§ Exercise requirements: Repeat the listing below in full, keeping each word as given.

§ Information provided:
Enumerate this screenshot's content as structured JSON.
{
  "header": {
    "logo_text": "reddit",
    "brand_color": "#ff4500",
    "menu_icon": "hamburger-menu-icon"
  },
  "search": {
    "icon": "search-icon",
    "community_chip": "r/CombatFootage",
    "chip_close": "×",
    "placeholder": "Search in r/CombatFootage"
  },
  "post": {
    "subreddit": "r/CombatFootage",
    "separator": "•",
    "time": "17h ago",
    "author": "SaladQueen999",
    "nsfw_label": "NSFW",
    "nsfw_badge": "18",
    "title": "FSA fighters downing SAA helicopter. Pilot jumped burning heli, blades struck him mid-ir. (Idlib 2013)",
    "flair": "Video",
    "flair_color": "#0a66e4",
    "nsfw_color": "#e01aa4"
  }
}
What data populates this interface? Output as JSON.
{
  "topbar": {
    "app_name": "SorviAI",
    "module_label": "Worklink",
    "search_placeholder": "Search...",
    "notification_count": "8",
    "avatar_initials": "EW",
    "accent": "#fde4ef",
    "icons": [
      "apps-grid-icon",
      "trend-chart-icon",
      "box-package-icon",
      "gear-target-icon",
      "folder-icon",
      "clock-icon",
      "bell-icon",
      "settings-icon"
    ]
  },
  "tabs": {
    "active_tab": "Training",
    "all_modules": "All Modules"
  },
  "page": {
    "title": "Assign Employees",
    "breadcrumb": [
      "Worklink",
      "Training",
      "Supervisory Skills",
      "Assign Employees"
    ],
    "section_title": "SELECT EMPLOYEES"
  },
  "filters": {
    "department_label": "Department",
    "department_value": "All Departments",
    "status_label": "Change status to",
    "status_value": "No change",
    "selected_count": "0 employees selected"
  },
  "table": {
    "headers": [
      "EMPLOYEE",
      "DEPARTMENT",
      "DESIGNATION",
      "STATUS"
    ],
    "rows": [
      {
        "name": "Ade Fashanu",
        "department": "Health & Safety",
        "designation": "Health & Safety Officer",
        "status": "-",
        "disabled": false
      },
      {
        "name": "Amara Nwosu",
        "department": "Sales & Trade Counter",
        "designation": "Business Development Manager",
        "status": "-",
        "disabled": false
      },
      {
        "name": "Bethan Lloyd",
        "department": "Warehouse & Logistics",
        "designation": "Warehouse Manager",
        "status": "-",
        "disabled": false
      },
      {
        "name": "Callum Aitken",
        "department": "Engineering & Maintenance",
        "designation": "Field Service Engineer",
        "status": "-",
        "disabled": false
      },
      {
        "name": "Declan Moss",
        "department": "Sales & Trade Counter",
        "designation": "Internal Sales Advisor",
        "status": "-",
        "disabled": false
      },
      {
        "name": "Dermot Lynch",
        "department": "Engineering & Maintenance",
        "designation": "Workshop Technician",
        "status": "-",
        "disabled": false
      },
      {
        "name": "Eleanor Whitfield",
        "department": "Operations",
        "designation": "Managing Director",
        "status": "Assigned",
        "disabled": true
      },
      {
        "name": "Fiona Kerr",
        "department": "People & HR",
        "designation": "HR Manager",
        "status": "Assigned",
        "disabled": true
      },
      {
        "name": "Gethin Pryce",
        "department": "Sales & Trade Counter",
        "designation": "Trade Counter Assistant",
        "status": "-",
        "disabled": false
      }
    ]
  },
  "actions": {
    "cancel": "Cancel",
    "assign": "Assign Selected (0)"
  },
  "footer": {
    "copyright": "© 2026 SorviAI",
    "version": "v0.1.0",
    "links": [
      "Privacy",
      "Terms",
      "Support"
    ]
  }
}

§ Exercise result:
Enumerate this screenshot's content as structured JSON.
{
  "header": {
    "logo_text": "reddit",
    "brand_color": "#ff4500",
    "menu_icon": "hamburger-menu-icon"
  },
  "search": {
    "icon": "search-icon",
    "community_chip": "r/CombatFootage",
    "chip_close": "×",
    "placeholder": "Search in r/CombatFootage"
  },
  "post": {
    "subreddit": "r/CombatFootage",
    "separator": "•",
    "time": "17h ago",
    "author": "SaladQueen999",
    "nsfw_label": "NSFW",
    "nsfw_badge": "18",
    "title": "FSA fighters downing SAA helicopter. Pilot jumped burning heli, blades struck him mid-ir. (Idlib 2013)",
    "flair": "Video",
    "flair_color": "#0a66e4",
    "nsfw_color": "#e01aa4"
  }
}
What data populates this interface? Output as JSON.
{
  "topbar": {
    "app_name": "SorviAI",
    "module_label": "Worklink",
    "search_placeholder": "Search...",
    "notification_count": "8",
    "avatar_initials": "EW",
    "accent": "#fde4ef",
    "icons": [
      "apps-grid-icon",
      "trend-chart-icon",
      "box-package-icon",
      "gear-target-icon",
      "folder-icon",
      "clock-icon",
      "bell-icon",
      "settings-icon"
    ]
  },
  "tabs": {
    "active_tab": "Training",
    "all_modules": "All Modules"
  },
  "page": {
    "title": "Assign Employees",
    "breadcrumb": [
      "Worklink",
      "Training",
      "Supervisory Skills",
      "Assign Employees"
    ],
    "section_title": "SELECT EMPLOYEES"
  },
  "filters": {
    "department_label": "Department",
    "department_value": "All Departments",
    "status_label": "Change status to",
    "status_value": "No change",
    "selected_count": "0 employees selected"
  },
  "table": {
    "headers": [
      "EMPLOYEE",
      "DEPARTMENT",
      "DESIGNATION",
      "STATUS"
    ],
    "rows": [
      {
        "name": "Ade Fashanu",
        "department": "Health & Safety",
        "designation": "Health & Safety Officer",
        "status": "-",
        "disabled": false
      },
      {
        "name": "Amara Nwosu",
        "department": "Sales & Trade Counter",
        "designation": "Business Development Manager",
        "status": "-",
        "disabled": false
      },
      {
        "name": "Bethan Lloyd",
        "department": "Warehouse & Logistics",
        "designation": "Warehouse Manager",
        "status": "-",
        "disabled": false
      },
      {
        "name": "Callum Aitken",
        "department": "Engineering & Maintenance",
        "designation": "Field Service Engineer",
        "status": "-",
        "disabled": false
      },
      {
        "name": "Declan Moss",
        "department": "Sales & Trade Counter",
        "designation": "Internal Sales Advisor",
        "status": "-",
        "disabled": false
      },
      {
        "name": "Dermot Lynch",
        "department": "Engineering & Maintenance",
        "designation": "Workshop Technician",
        "status": "-",
        "disabled": false
      },
      {
        "name": "Eleanor Whitfield",
        "department": "Operations",
        "designation": "Managing Director",
        "status": "Assigned",
        "disabled": true
      },
      {
        "name": "Fiona Kerr",
        "department": "People & HR",
        "designation": "HR Manager",
        "status": "Assigned",
        "disabled": true
      },
      {
        "name": "Gethin Pryce",
        "department": "Sales & Trade Counter",
        "designation": "Trade Counter Assistant",
        "status": "-",
        "disabled": false
      }
    ]
  },
  "actions": {
    "cancel": "Cancel",
    "assign": "Assign Selected (0)"
  },
  "footer": {
    "copyright": "© 2026 SorviAI",
    "version": "v0.1.0",
    "links": [
      "Privacy",
      "Terms",
      "Support"
    ]
  }
}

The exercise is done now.